DEAR ABBY: My family is absolutely out of their minds. I mean it. They're all high-strung with very short tempers. Our dinner table is a battlefield. Everybody is always yelling and screaming at each other, and then the next minute they're sobbing and apologizing like crazy.
My little brother, "Shawn," is in fourth grade and has a real attitude problem. He talks back to Mom and Dad and can be really insulting. When Shawn acts up, my parents totally lose it. They yell at him like there's no tomorrow.
Shawn is smart -- he can cry on cue. When that happens, my parents fall all over themselves apologizing for having upset him. They tell him in calm voices exactly why they got mad and why he was out of line. After that, they ask if he'd like to say "sorry" or "please" more nicely next time. Well, he never wants to, and this gets everyone all fired up again.
After my mom blew a fuse a few days ago, I made the big mistake of telling some of my friends what happened. I've always joked about my family being "crazy," but nobody ever believed me because my family acts nice around guests.
Anyway, all of a sudden my friends are overreacting to stuff I've been saying. One girl said that what my mom does could be considered "verbal abuse." Another friend actually suggested that we see a family guidance counselor.
Abby, even though the fighting at our house gets on my nerves, we all love each other to death. It's not like my parents have ever hit Shawn or me. We just fight. OK? I'm used to it. Are my friends being stupid or what? -- SIXTH-GRADER IN CALIFORNIA

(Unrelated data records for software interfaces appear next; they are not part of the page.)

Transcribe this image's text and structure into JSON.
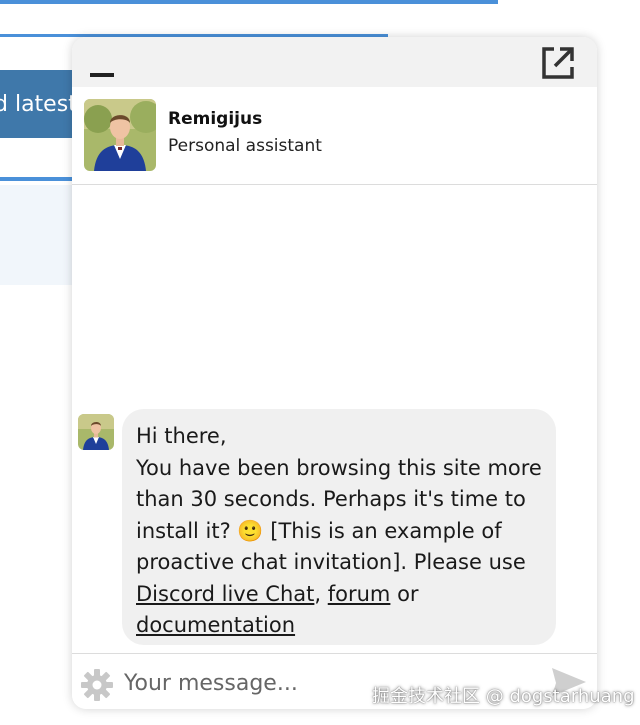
{
  "background": {
    "banner_text": "d latest"
  },
  "chat": {
    "minimize_icon": "minimize-icon",
    "popout_icon": "external-link-icon",
    "agent": {
      "name": "Remigijus",
      "role": "Personal assistant"
    },
    "message": {
      "line1": "Hi there,",
      "line2": "You have been browsing this site more",
      "line3": "than 30 seconds. Perhaps it's time to",
      "line4_before": "install it? ",
      "emoji": "🙂",
      "line4_after": " [This is an example of",
      "line5": "proactive chat invitation]. Please use",
      "link_discord": "Discord live Chat",
      "sep1": ", ",
      "link_forum": "forum",
      "sep2": " or",
      "link_docs": "documentation"
    },
    "composer": {
      "placeholder": "Your message...",
      "settings_icon": "gear-icon",
      "send_icon": "send-icon"
    }
  },
  "watermark": "掘金技术社区 @ dogstarhuang",
  "colors": {
    "accent": "#4a90d9",
    "banner": "#3f78aa",
    "bubble": "#f0f0f0",
    "topbar": "#f2f2f2"
  }
}
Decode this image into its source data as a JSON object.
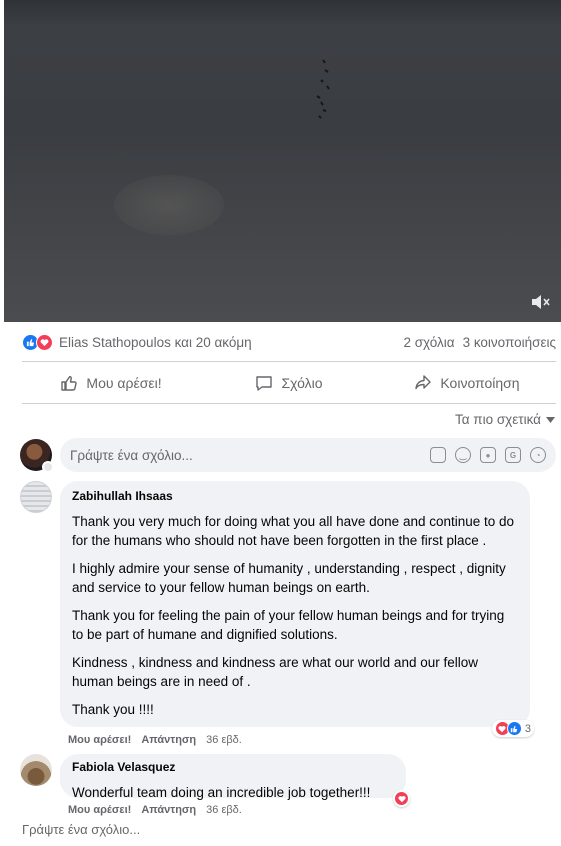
{
  "post": {
    "reactions": {
      "names": "Elias Stathopoulos και 20 ακόμη",
      "comments_count": "2 σχόλια",
      "shares_count": "3 κοινοποιήσεις",
      "types": [
        "like",
        "love"
      ]
    },
    "actions": {
      "like": "Μου αρέσει!",
      "comment": "Σχόλιο",
      "share": "Κοινοποίηση"
    },
    "sort_label": "Τα πιο σχετικά",
    "composer": {
      "placeholder": "Γράψτε ένα σχόλιο..."
    },
    "comments": [
      {
        "author": "Zabihullah Ihsaas",
        "paragraphs": [
          "Thank you very much for doing what you all have done and continue to do for the humans who should not have been forgotten in the first place .",
          "I highly admire your sense of humanity , understanding , respect , dignity and service to your fellow human beings on earth.",
          "Thank you for feeling the pain of your fellow human beings and for trying to be part of humane and dignified solutions.",
          "Kindness , kindness and kindness are what our world and our fellow human beings are in need of .",
          "Thank you !!!!"
        ],
        "like_label": "Μου αρέσει!",
        "reply_label": "Απάντηση",
        "time": "36 εβδ.",
        "reaction_count": "3"
      },
      {
        "author": "Fabiola Velasquez",
        "paragraphs": [
          "Wonderful team doing an incredible job together!!!"
        ],
        "like_label": "Μου αρέσει!",
        "reply_label": "Απάντηση",
        "time": "36 εβδ."
      }
    ],
    "write_comment_link": "Γράψτε ένα σχόλιο..."
  },
  "colors": {
    "like_blue": "#1877f2",
    "love_red": "#f33e58",
    "bubble_bg": "#f0f2f5",
    "secondary_text": "#65676b"
  }
}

DEAR SIXTH-GRADER: Your friends may be right on target. They're trying to tell you nicely that what's going on in your home is not what goes on in theirs. There seems to be a lot of volatility in your household.
Family counseling could provide your parents with more effective tools to handle their frustration than a non-ending cycle of exploding and trying to make amends, which clearly isn't working with your brother. It could also help you to gain insight about acceptable boundaries of behavior. Please clip this and show it to your mother and father.